Dieting is, generally speaking, a choice. Which diet a person chooses is, generally speaking, also a choice: People swear by every diet in the book, and, as every body is different, that only makes sense. The only exception is the gluten-free diet, which, for those suffering from celiac or gluten intolerance, is a necessity. That’s hard enough for adults—difficulty going out, difficulty eating with friends and family—but when kids discover that they have to go gluten-free, it’s even worse: school cafeterias are generally not set up for those who can’t eat gluten, and kids can’t necessarily do their own research, shopping, pantry organizing, or cooking. It’s a tough way to grow up, but there are programs out there to help kids handle it. WholeFoods got to talk to Chris Rich, vice president of marketing and development at Gluten Intolerance Group (GIG), at Expo West about Generation GF and gluten-free summer camps—programs that, according to Rich, “Provide a place for kids to be kids.”

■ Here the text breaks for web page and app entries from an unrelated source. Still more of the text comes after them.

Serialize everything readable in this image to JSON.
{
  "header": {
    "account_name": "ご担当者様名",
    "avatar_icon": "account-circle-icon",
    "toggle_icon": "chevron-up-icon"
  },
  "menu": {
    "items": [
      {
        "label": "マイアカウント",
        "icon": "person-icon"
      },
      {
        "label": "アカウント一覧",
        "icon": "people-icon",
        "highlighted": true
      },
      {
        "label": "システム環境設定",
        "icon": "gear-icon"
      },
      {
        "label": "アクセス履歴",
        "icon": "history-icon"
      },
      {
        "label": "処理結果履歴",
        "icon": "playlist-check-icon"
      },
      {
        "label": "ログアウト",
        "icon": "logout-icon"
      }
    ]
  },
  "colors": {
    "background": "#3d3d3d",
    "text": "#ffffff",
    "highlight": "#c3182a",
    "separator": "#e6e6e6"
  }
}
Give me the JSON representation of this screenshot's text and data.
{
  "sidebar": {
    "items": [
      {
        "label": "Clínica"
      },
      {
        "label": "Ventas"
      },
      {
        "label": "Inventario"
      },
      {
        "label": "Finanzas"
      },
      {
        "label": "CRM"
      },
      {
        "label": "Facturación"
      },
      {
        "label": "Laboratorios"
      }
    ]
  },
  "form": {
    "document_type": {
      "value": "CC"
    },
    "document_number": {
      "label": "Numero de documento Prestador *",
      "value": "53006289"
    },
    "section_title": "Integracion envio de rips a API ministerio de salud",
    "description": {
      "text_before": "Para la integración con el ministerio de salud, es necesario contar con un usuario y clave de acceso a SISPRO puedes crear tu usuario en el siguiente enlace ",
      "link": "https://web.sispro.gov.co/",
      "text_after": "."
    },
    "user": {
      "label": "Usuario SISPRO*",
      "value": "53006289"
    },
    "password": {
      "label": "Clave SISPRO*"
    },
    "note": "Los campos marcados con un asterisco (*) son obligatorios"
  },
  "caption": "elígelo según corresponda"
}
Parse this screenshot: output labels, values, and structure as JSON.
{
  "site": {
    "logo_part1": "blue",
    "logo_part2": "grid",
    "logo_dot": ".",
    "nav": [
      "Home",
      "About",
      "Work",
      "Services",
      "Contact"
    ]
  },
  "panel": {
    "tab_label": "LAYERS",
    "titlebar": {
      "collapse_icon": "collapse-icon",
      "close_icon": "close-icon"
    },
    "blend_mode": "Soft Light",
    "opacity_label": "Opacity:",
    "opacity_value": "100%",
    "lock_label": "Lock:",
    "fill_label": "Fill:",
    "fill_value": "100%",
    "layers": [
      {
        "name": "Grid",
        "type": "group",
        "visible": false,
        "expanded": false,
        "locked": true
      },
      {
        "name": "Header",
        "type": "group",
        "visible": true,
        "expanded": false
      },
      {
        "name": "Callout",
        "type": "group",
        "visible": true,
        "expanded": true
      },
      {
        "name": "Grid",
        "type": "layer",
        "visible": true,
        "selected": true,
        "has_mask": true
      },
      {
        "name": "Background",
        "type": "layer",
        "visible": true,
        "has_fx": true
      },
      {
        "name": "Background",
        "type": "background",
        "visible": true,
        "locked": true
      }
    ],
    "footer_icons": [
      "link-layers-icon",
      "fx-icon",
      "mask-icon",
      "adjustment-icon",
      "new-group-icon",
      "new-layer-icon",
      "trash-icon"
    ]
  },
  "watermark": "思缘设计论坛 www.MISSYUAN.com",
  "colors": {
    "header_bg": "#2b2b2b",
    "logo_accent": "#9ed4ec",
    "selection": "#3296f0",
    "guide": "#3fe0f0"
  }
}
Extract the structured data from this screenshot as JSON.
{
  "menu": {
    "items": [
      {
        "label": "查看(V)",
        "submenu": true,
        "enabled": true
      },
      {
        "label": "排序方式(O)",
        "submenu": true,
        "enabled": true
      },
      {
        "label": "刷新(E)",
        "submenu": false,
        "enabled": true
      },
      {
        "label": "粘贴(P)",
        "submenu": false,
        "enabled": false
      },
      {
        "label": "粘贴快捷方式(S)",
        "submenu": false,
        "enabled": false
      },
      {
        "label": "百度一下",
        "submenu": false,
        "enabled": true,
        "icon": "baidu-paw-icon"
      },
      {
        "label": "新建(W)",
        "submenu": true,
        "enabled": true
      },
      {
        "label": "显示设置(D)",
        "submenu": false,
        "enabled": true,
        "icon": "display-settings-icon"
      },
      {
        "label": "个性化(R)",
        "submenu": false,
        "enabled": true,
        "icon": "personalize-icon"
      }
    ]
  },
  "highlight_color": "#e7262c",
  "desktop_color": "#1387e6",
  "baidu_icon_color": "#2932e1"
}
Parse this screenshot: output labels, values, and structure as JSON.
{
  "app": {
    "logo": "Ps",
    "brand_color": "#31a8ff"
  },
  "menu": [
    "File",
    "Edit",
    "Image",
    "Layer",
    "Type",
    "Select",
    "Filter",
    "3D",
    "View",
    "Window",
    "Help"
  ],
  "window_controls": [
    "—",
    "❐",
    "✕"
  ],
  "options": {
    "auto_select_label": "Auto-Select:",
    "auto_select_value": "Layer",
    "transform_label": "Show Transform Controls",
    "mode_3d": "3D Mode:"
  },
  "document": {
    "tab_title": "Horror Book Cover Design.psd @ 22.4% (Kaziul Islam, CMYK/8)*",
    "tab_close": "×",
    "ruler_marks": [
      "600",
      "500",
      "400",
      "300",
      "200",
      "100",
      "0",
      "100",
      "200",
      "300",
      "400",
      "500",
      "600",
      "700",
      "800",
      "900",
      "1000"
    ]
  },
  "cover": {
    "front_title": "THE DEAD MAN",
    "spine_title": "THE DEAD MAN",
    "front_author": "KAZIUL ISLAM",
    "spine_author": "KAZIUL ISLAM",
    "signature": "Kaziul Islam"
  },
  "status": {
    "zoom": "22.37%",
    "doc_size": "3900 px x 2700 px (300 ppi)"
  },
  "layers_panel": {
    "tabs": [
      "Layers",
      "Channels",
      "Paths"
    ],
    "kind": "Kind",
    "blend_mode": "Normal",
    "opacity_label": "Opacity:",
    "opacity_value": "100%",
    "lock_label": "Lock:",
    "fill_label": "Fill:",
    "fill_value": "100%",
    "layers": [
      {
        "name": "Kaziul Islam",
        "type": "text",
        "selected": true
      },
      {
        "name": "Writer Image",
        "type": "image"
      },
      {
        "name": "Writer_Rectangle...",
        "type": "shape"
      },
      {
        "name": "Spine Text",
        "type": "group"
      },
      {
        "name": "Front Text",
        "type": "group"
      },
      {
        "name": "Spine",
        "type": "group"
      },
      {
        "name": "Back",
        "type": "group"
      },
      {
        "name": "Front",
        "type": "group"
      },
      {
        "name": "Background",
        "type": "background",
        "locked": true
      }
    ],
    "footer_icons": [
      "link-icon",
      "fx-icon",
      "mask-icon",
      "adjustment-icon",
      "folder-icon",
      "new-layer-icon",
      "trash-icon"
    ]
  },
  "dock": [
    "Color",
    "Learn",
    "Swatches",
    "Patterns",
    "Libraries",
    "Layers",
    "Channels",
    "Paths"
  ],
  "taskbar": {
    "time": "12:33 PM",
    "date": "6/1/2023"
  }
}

Rich—and, more recently, his son Cameron—have written blogs at WholeFoodsMagazine.com regarding the experiences of having a kid with celiac and being a kid growing up with celiac disease. In Cameron’s blog, he wrote that Generation GF allowed him to meet kids and teens with celiac or gluten intolerance, and that the Generation GF Teen & Family Summit last year got him started thinking about college and living in a location where he would have to watch every bite. He noted, though, that he was lucky enough as a kid to have parents who went gluten-free with him so he could eat with them and avoid cross-contamination.
That’s the reality, Rich noted, for most gluten-free kids. “At home, at school, they’re not always allowed to be kids and stop thinking about their food.” And it’s the reality that GIG is trying to change: “At the Summit, at these camps, you have kids saying—‘This is the first time I’ve been able to share a plate of fries with my friends.’ It’s the first time kids are allowed to be kids without being different, without have a separate meal, without being othered. They came to the Summit and didn’t want to leave.”
Often, people will accept bad situations, because they don’t think they can change it. Gluten-free food is a little more expensive, a little harder to make, and it’s different, so it’s easy to accept that, well, maybe those who are unable to eat gluten will just have a tough time with life. Generation GF, however, doesn’t see why kids should have to accept that.
“We’re trying to teach kids to be their own advocates,” Rich said. “To speak up, get together, and share their experiences. And it works! We’ve had kids go home and start their own Generation GF group. We’re starting a mentorship program to provide role models for the kids and the parents; it’ll give kids people to look up to and give teens and adults a place in the community.”
He noted that GIG provides scholarships for kids who can’t afford to go to a gluten-free camp, and that they’re always looking for sponsors who can help get kids to these summer camps. As to why businesses should help send kids to summer camps? Well, aside from “These kids are future consumers,” Rich said. “One day, they’re going to be buying their own food and cooking their own meals.”